When you leave a dog in the car, as some owners do, it might bark at passersby not so much out of a territory instinct or belligerence, but out of sheer boredom. Now imagine an even more intelligent beast being left in the car, say, a monkey. The critter is liable to escape. This happened in an Ikea parking lot in Toronto. A monkey wearing a shearling coat and diapers was found wandering the parking lot, without any owner in sight.
Stephanie Yim, a shopper at Ikea, reported to CBC News that when she spotted the monkey peeking out at her from behind a vehicle, she doubted her senses. “It was the weirdest thing. I thought I was going insane.”
Nevertheless, when fellow shoppers confirmed her sanity, they followed the monkey to ensure it didn’t get hurt and was returned to its owner. Yim said it didn’t appear scared, but it did seem disconcerted. “It would start ‘monkey-screaming,’” Yim explained. “It seemed like it was screaming around for someone [it] knew. It was sad.”
Like a lost child, the pet was eager for its “parents,” but unlike a lost child, the owners reported it to animal control. The monkey was picked up and taken away, but did eventually find its way back to its owners, who had been shopping at the time.
Toronto Police Sgt. Dzingala explained that it had let itself out of its crate. “It’s a smart monkey,” he said. And though it is against the law to own a monkey as a pet in Toronto, Dzingala said that police haven’t pressed any charges or fines.

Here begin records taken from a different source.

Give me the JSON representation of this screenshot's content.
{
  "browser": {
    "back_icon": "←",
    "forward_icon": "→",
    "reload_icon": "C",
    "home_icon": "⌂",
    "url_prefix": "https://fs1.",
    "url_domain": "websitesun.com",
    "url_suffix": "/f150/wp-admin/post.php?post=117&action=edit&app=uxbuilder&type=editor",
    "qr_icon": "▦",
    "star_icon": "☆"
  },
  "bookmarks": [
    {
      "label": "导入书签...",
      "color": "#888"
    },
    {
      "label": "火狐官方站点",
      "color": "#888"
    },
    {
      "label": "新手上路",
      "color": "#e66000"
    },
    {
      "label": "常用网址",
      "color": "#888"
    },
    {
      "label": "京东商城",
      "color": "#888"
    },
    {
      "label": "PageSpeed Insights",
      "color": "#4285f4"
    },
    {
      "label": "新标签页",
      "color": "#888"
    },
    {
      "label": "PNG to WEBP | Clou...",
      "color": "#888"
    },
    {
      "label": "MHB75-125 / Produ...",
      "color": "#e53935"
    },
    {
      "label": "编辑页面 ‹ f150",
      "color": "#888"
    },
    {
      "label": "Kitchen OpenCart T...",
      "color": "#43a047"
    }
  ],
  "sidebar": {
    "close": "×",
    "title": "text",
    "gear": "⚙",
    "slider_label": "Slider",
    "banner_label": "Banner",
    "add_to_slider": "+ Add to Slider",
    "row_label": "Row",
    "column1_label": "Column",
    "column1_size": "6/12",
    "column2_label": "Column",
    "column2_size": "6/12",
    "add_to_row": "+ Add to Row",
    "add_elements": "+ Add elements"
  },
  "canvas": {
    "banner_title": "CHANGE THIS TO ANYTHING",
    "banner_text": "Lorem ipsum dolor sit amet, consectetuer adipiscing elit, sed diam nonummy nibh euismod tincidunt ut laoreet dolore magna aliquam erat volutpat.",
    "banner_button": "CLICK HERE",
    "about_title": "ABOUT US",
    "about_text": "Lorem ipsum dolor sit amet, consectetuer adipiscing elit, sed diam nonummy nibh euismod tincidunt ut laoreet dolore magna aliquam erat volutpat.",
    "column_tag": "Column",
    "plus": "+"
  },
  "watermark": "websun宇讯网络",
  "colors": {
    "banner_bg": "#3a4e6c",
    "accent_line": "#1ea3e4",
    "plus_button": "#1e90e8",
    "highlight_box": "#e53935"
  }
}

One of the many lessons to be learned from this incident is that if you are going to take a monkey out of the house, it’s probably best not to leave it alone in the car for the same reason you wouldn’t leave a small child in the car: they might get scared, confused, and try to find you.